Despite the struggles and delays, can anybody say that Snowcreek is dysfunctional? No way. It is more popular than ever. All of it is fantastic, well maintained real estate. But it is a work in progress, like all of Mammoth. Mammoth may never be a “destination” resort, it is too busy on the journey.
One thing I love is a good old-fashioned conspiracy theory. Not the modern rhetorical use of the term, but something that makes you analyze facts and motives and circumstances. The process of thinking it through, asking good questions, testing hypothesis, etc.. I have my own personal conspiracy theory about this subject of Mammoth’s development “dysfunction.” It is largely the result of organized efforts by environmental groups like the Sierra Club to deliberately defuse development and expansion and intrusion into the Sierra Nevada region, especially our lovely local region. Simply an effort to keep it more pristine.
Okay, I’m nuts. But protracted lawsuits and other forms of influence peddling resulted in the death of things like the Snowcreek Ski Area, the linking of Mammoth Mountain and June Mountain via the San Joaquin Ridge and White Wing, Doe Ridge (what’s that?), the North Village redevelopment agency, extensive delays in the Mammoth Airport development and plenty more. These suits and actions killed valuable development synergy and momentum. The legal challenge to the Airport EIR was simply founded on “the growth inducing impacts” the airport expansion would create.
The lawsuit against the Village redevelopment agency is one that most people forget about or have no clue about. It would have created a public/private tool to pour a substantial portion of the property tax and bed tax revenues back into the Village development area including public amenities. If it weren’t for the litigation defeat, there may very well be the ice rink/indoor arena and 3-level parking garage structure on the existing parking lot next to Burgers. This was a key component of the 1994 Specific Plan changes.
Like the new ice rink being built at the Park, these types of facilities are a money pit and some sort of public/private deal and added source of cash flow is the only way to make them viable. This ice rink multi-purpose entertainment facility was the key to the true viability of the Village. It would have also established the special events venue the community wishes for today. We could argue the merits of the lawsuit or the soundness of the plan, but this one action sealed the fate of the Village into an eternal dysfunctional abyss. Today, the Village is fine, but it will never attain the intended vision to compare and compete with other modern mountain resort faux alpine villages. And maybe this is okay. The journey is not complete. Maybe Mammoth deserves something different. Something better.
Oddly, our dysfunction of the day is not adequately protecting our greatest asset –– the local public lands. It is the utmost valuable real estate and is poorly managed. And the Sierra Club who repeatedly sued us in the name of saving these lands is really nowhere to be found. They appear to be off protecting the rest of the planet and not the namesake. And the Forest “Service” is little help either. So who is going to take the lead? I guess we’re going to find out.

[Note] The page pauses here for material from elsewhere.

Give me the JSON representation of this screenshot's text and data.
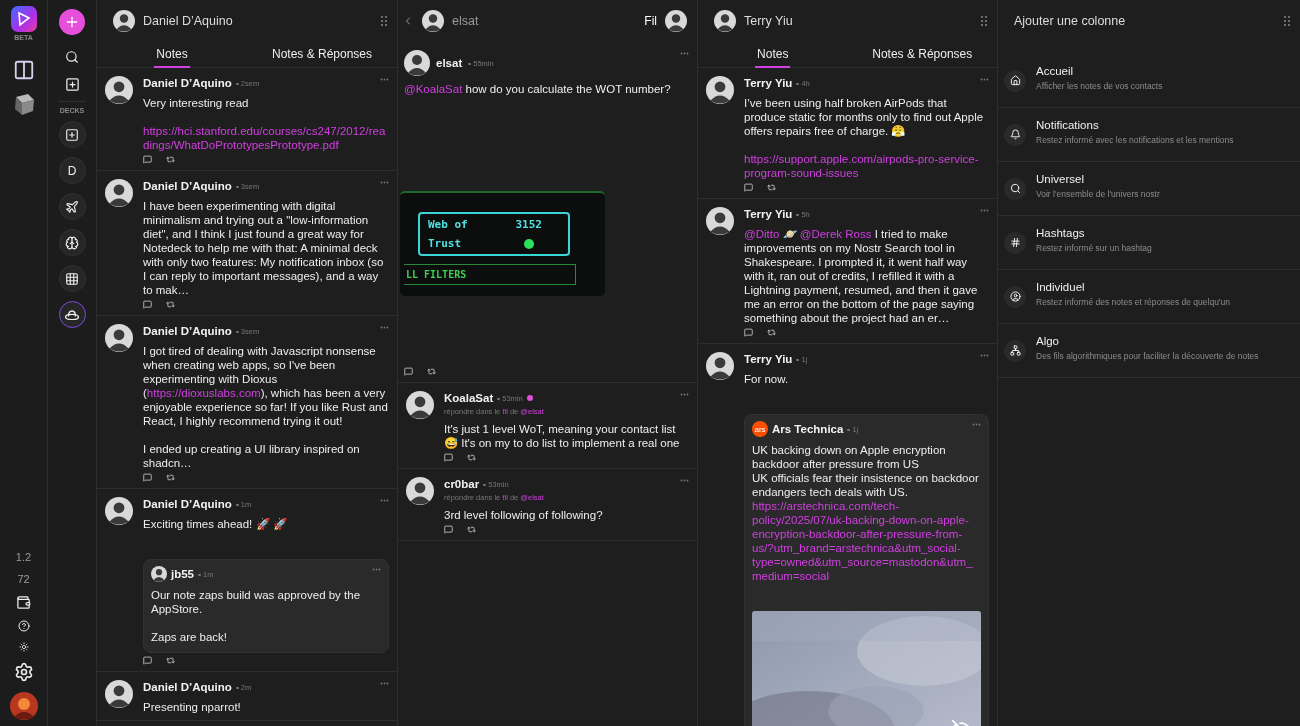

In the meantime, has anybody ridden the Mega Zip Line on Mammoth Mountain yet??
Happy 4th of July!